June Mrozek is, in many ways, exactly like Bonnie Smith.
As the founder of Reach Out From the Heart to the Community, a charity partly supported by sales from a thrift store located at 7760 Post Road, Mrozek is in constant contact with local teachers and schools, identifying children in need.
“What we do here really is just try to provide a support system for the teachers,” Mrozek says. “We have provided children with winter clothing and pajamas and Christmas toys; sometimes Thanksgiving dinner.”
Like the NK Food Pantry, Reach Out is a program relying entirely on volunteers.
“We’re not connected to anything in the town; we are completely separate,” Mrozek notes. “We are volunteers. We are not town employees. We are not social workers.” Mrozek’s foray into helping needy children began years ago.
Working with charities during Thanksgiving and Christmas, Mrozek concluded that if families needed her help around the holidays, it stood to reason they needed help throughout the rest of the year as well.
“We asked ourselves what could we do? to help these families.”
At first, Mrozek recalls, she met resistance.
“In the beginning they thought we were crazy. They said ‘What are you doing? It’s just too much work’”.
Once Mrozek partnered with the owner of 7760 Post Road, however, everything took shape.
“Had it not been for him, I wouldn’t be here,” she states “He was really on board and he helped us tremendously—still to this day—and he is the reason that we are able to do this.”
Besides manning the thrift shop, Mrozek corrals donations from local families and, when an agency comes to her with a child or family in need, she’s able to supply help.

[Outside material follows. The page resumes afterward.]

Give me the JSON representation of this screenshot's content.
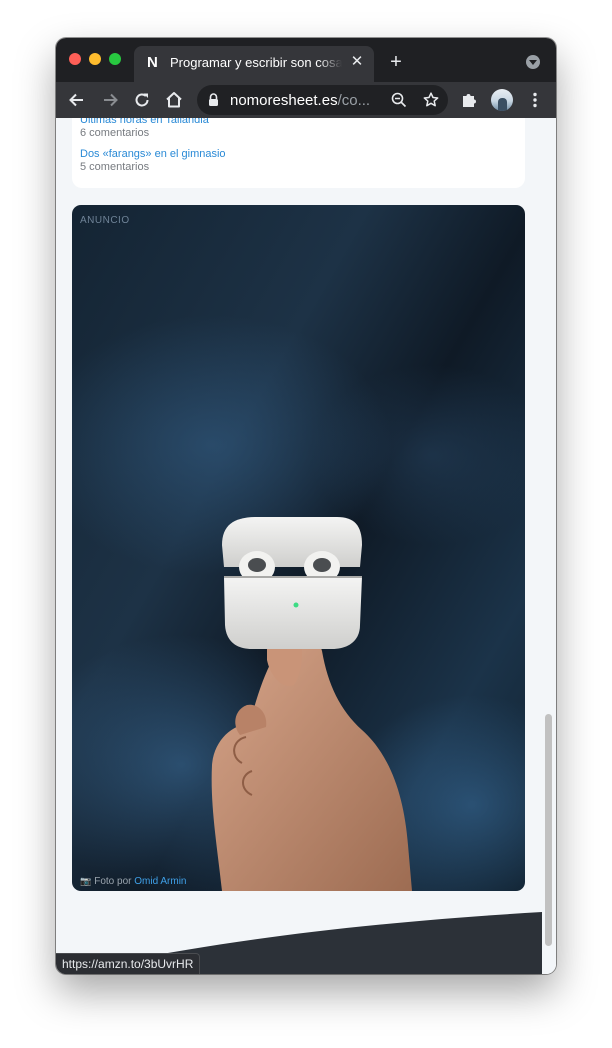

“The state will come to us and say they’ve got a North Kingstown family who is in need of a bed or sheets and towels or warm clothing for the children,” Mrozek says as an example. “It’s the simple things that we can provide.”
Perhaps what’s most surprising is Mrozek’s desire to stay under the radar.
“We do this very quietly,” she says. “It’s just a group of us who want to help these children.”
If she doesn’t want attention, why does she do it?
“Because there’s a need and they’re children and if not us then who?” she asks. Throughout the year, Reach Out has several different campaigns going on.
In August, the center puts together a backpack drive. Last year, with the help of the People’s Credit Union, Reach Out collected 106 backpacks filled with all the necessary classroom supplies for local school children.
In September, it’s a book drive. In October and November, it’s a pajama drive. When Christmas comes, the center provides toys and warm clothing.
Right now, Reach Out is in the midst of collecting donations as part of philanthropist Alan Shawn Feinstein’s matching-grant food challenge. Eventually, those donations will find their way to Bonnie Smith and the NK Food Pantry.
But the program helps families in many quiet ways.
In emergencies, agencies refer families to Reach Out where Mrozek provides clothing and housewares.
The common thread of such programs as the North Kingstown Food Pantry and Reach Out is the altruism of its workers.
“Everybody has a gift and everyone has something to give,” Mrozek states. “Everyone. That’s my goal here—to include the people who want to help. Obviously, not everyone can give in that way but for people who can, everyone has something to give.”
This is the final installment of a four-part series exploring the issue of homelessness in North Kingstown.
The first three parts, which can be viewed on our website at www.ricentral.com , focused on the rise of homelessness in North Kingstown, the ways in which the Suzanne M. Henseler Quidnessett Elementary School attempts to combat the problem and profiled the CrossRoads Family Housing complex, specifically, its role in helping those affected by homelessness find a path to success.